I write about the things I’m interested in, in ways that I think will increase the public’s understanding the most.
Interviewing Patrick Collison of Stripe got a lot of attention. It’s probably still the best interview I’ve ever done and “put my blog on the map” among Silicon Valley folks, I think.
What’s the sharpest insight you can offer other writers about growing a Substack publication?
The free email list really is the key. People like to try before they buy. Some people will fork over a subscription fee because they read and liked one of your posts, but many will subscribe only after reading your free posts for a month or three and deciding they need more of your content (I paywall about 40% of my posts).
Free posts are also much better marketing than paid posts. If you have 50,000 readers and 5,000 paid subscribers, then writing free posts means there are 10x as many people who can share your post on social media. The more people who can share your posts, the more new people get exposed to your writing.
The number of paid subscribers is much less important unless you really need the money right now. You can always start paywalling more posts later if you want to and convert some percentage of the free subscribers to paid ones. So grow that free email list.
Free posts are also much better marketing than paid posts. The more people who can share your posts, the more new people get exposed to your writing.
What advice have you received about growing your publication that didn’t prove to be helpful?
Someone told me that I should always be increasing my percentage of paid subscribers. That’s ridiculous. For a writer, reach and audience is much more important than squeezing a little more money out of the people who already read you. I still make a majority of my posts free to read.
Read more: How to write a successful Substack
Who’s another Substack writer you turn to for guidance and inspiration?
Grow your free email list however you can. “People like to try before they buy. Some people will fork over a subscription fee because they read and liked one of your posts, but many will subscribe only after reading your free posts for a month or three and deciding they need more of your content.”
Don’t write more than you can comfortably sustain over time. “No one likes a writer who does a big blitz, signs up paid subscribers, and then starts to phone it in. In the future, I might have Q&A sessions, meetups, video content, etc., but I’m only adding things at a pace I’m 100% sure I can sustain.”
Develop good relationships with other writers. “Substack is bringing back the blogosphere—a way to have conversations without the hyper-abbreviated posturing and screeching of Twitter. Use that to create high-quality conversations! Engaging in discussions is a much better viral marketing method than push-promoting your posts to people.”
What questions do you have for Noah that we didn’t ask?

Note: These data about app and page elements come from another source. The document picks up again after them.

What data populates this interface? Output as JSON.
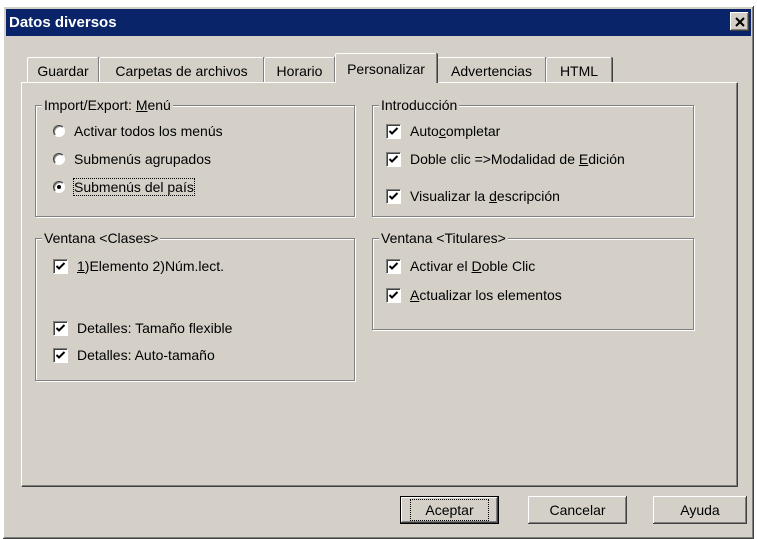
{
  "window": {
    "title": "Datos diversos",
    "close_label": "×"
  },
  "tabs": [
    {
      "label": "Guardar",
      "active": false
    },
    {
      "label": "Carpetas de archivos",
      "active": false
    },
    {
      "label": "Horario",
      "active": false
    },
    {
      "label": "Personalizar",
      "active": true
    },
    {
      "label": "Advertencias",
      "active": false
    },
    {
      "label": "HTML",
      "active": false
    }
  ],
  "import_export": {
    "title_prefix": "Import/Export: ",
    "title_underlined": "M",
    "title_suffix": "enú",
    "options": [
      {
        "label": "Activar todos los menús",
        "checked": false
      },
      {
        "label": "Submenús agrupados",
        "checked": false
      },
      {
        "label": "Submenús del país",
        "checked": true
      }
    ]
  },
  "introduccion": {
    "title": "Introducción",
    "items": [
      {
        "pre": "Auto",
        "u": "c",
        "post": "ompletar",
        "checked": true
      },
      {
        "pre": "Doble clic =>Modalidad de ",
        "u": "E",
        "post": "dición",
        "checked": true
      },
      {
        "pre": "Visualizar la ",
        "u": "d",
        "post": "escripción",
        "checked": true
      }
    ]
  },
  "ventana_clases": {
    "title": "Ventana <Clases>",
    "items": [
      {
        "pre": "",
        "u": "1",
        "post": ")Elemento 2)Núm.lect.",
        "checked": true
      },
      {
        "pre": "Detalles: Tamaño flexible",
        "u": "",
        "post": "",
        "checked": true
      },
      {
        "pre": "Detalles: Auto-tamaño",
        "u": "",
        "post": "",
        "checked": true
      }
    ]
  },
  "ventana_titulares": {
    "title": "Ventana <Titulares>",
    "items": [
      {
        "pre": "Activar el ",
        "u": "D",
        "post": "oble Clic",
        "checked": true
      },
      {
        "pre": "",
        "u": "A",
        "post": "ctualizar los elementos",
        "checked": true
      }
    ]
  },
  "buttons": {
    "ok": "Aceptar",
    "cancel": "Cancelar",
    "help": "Ayuda"
  }
}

Leave them in the comments!
To read more from this series on growing your publication, see our interviews with Carissa Potter, Jørgen Veisdal, Anne Byrn, Nishant Jain, Michael Fritzell, Glenn Loury, Erik Hoel, Jessica DeFino, Mike Sowden, Elizabeth Held, Jonathan Nunn, Polina Pompliano, Michael Williams, Judd Legum, and Caroline Chambers.